**Exercise goal:** Return all lines from the entries below in which the word "name" is present.

(Website and app data records)
--------------------

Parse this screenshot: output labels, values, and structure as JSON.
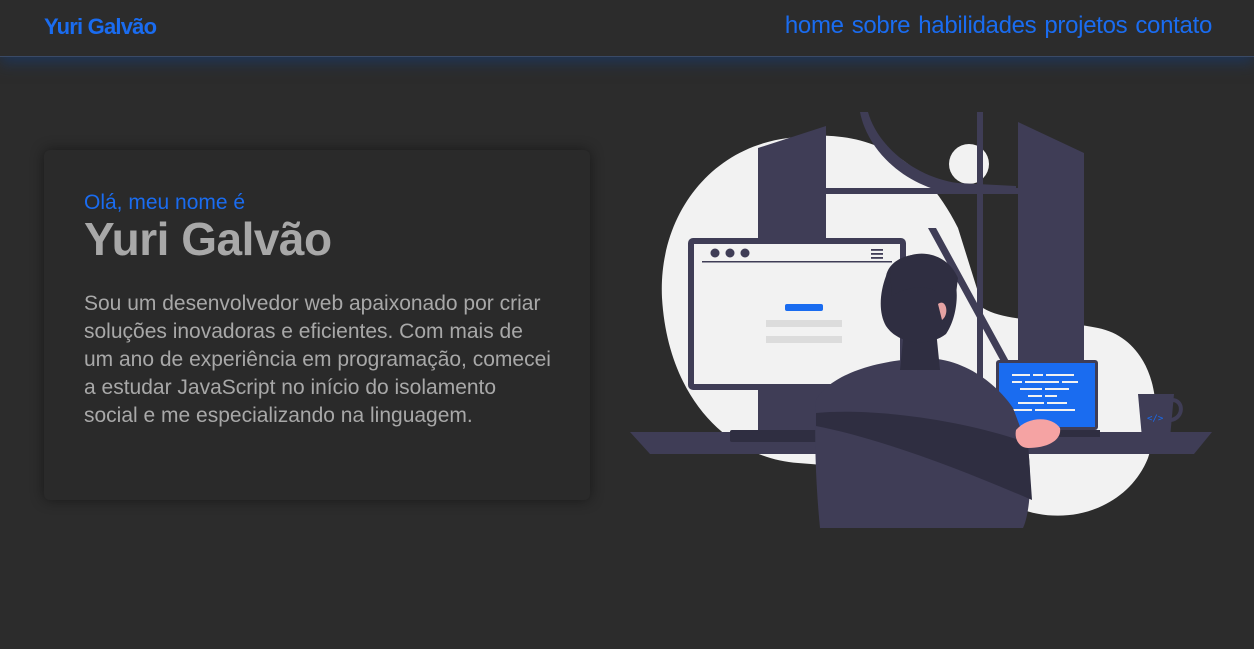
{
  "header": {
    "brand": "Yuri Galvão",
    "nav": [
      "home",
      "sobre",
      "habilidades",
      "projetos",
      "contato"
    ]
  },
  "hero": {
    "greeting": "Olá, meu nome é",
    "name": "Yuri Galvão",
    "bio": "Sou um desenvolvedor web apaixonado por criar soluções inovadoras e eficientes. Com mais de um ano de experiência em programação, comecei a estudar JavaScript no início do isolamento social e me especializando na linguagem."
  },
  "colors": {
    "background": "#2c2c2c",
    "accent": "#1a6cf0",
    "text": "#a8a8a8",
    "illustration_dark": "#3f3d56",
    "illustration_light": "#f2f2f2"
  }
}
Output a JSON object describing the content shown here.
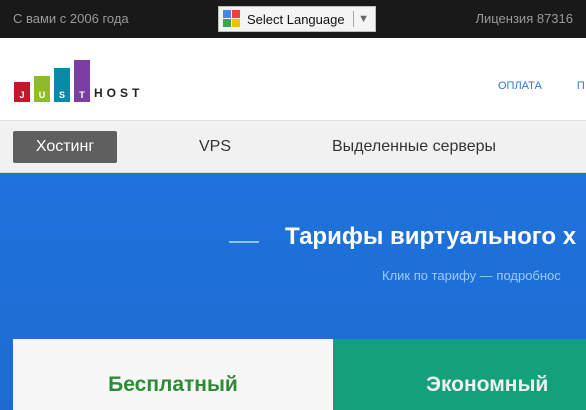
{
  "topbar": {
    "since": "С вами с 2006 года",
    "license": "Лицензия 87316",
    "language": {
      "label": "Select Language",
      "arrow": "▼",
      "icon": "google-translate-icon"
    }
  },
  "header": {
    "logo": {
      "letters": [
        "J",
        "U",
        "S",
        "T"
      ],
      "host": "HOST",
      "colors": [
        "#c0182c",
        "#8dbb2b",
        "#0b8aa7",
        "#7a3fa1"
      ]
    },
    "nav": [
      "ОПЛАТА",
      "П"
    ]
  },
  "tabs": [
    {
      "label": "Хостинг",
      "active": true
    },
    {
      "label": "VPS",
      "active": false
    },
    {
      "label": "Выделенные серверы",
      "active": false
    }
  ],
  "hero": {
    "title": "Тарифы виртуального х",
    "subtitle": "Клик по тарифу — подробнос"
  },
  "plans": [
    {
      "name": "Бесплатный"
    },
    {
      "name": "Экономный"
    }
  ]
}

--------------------

**Task output:**
    "name": "Yuri Galvão",
      "name": "Бесплатный"
      "name": "Экономный"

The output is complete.